- Data provided -
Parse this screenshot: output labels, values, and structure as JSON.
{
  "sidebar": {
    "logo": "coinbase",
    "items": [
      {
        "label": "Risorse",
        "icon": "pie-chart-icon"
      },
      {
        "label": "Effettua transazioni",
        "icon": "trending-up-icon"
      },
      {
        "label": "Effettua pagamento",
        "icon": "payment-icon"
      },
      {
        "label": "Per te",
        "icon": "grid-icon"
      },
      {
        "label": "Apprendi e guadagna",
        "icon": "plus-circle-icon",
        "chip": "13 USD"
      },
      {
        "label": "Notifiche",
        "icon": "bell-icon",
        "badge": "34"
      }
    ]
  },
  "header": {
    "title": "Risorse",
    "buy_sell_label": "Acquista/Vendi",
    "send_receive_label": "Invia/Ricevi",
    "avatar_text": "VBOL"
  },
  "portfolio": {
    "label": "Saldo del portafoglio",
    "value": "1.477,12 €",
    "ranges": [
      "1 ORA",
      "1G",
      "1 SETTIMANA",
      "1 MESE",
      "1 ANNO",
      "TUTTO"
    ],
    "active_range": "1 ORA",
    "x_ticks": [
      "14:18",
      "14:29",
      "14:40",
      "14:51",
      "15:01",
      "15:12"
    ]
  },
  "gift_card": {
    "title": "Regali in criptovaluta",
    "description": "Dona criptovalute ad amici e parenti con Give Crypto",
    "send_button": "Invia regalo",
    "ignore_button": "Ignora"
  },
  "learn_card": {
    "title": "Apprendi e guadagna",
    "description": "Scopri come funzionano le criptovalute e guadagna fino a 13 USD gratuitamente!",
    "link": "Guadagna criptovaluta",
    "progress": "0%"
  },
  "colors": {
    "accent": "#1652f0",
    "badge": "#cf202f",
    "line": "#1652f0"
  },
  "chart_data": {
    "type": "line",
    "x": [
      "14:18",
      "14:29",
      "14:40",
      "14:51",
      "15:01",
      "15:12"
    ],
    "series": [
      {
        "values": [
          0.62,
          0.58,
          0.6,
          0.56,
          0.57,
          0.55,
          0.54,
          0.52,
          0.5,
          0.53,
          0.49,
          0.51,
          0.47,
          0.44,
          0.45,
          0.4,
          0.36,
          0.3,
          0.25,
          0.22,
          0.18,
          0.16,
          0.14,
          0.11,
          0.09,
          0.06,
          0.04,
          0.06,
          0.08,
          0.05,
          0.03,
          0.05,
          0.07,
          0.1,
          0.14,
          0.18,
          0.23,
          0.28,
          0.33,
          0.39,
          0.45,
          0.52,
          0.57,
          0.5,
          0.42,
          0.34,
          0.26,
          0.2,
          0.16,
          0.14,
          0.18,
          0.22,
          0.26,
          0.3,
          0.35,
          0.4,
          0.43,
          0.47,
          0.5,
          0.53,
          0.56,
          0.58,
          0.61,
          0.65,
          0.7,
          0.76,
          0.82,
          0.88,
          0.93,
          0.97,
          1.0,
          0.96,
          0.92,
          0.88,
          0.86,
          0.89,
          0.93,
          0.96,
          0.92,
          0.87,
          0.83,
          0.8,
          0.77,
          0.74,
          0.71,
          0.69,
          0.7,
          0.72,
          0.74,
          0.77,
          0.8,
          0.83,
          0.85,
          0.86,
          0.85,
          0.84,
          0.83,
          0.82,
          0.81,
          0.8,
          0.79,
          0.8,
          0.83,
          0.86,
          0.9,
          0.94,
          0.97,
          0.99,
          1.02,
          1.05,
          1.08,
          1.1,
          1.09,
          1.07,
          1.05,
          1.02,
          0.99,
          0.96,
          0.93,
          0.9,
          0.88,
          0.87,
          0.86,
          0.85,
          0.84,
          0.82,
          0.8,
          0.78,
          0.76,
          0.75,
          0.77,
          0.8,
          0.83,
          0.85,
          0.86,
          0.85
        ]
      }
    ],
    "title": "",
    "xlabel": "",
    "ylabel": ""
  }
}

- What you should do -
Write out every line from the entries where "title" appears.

- Response box -
    "title": "Risorse",
    "title": "Regali in criptovaluta",
    "title": "Apprendi e guadagna",
    "title": "",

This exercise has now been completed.